=== RECORD EXTRACTS ===

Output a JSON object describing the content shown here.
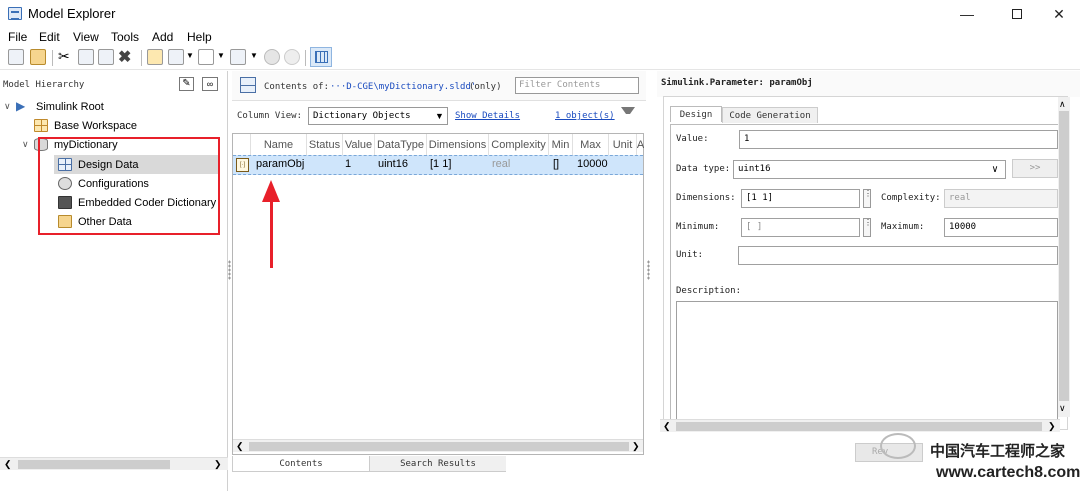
{
  "window": {
    "title": "Model Explorer"
  },
  "menu": [
    "File",
    "Edit",
    "View",
    "Tools",
    "Add",
    "Help"
  ],
  "hierarchy": {
    "header": "Model Hierarchy",
    "root": "Simulink Root",
    "base": "Base Workspace",
    "dictionary": "myDictionary",
    "children": [
      "Design Data",
      "Configurations",
      "Embedded Coder Dictionary",
      "Other Data"
    ]
  },
  "contents": {
    "label": "Contents of:",
    "path": "···D-CGE\\myDictionary.sldd'",
    "only": "(only)",
    "filter_placeholder": "Filter Contents",
    "column_view_label": "Column View:",
    "column_view_value": "Dictionary Objects",
    "show_details": "Show Details",
    "object_count": "1 object(s)",
    "columns": [
      "Name",
      "Status",
      "Value",
      "DataType",
      "Dimensions",
      "Complexity",
      "Min",
      "Max",
      "Unit",
      "A"
    ],
    "row": {
      "name": "paramObj",
      "status": "",
      "value": "1",
      "datatype": "uint16",
      "dimensions": "[1 1]",
      "complexity": "real",
      "min": "[]",
      "max": "10000",
      "unit": ""
    },
    "tabs": [
      "Contents",
      "Search Results"
    ]
  },
  "properties": {
    "title": "Simulink.Parameter: paramObj",
    "tabs": [
      "Design",
      "Code Generation"
    ],
    "value_label": "Value:",
    "value": "1",
    "datatype_label": "Data type:",
    "datatype": "uint16",
    "datatype_btn": ">>",
    "dimensions_label": "Dimensions:",
    "dimensions": "[1 1]",
    "complexity_label": "Complexity:",
    "complexity": "real",
    "minimum_label": "Minimum:",
    "minimum": "[ ]",
    "maximum_label": "Maximum:",
    "maximum": "10000",
    "unit_label": "Unit:",
    "unit": "",
    "description_label": "Description:",
    "revert_label": "Rev",
    "watermark": "www.cartech8.com",
    "watermark_cn": "中国汽车工程师之家"
  }
}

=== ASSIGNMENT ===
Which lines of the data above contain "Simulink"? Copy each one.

=== RESPONSE TO THIS EXERCISE ===
    "root": "Simulink Root",
    "title": "Simulink.Parameter: paramObj",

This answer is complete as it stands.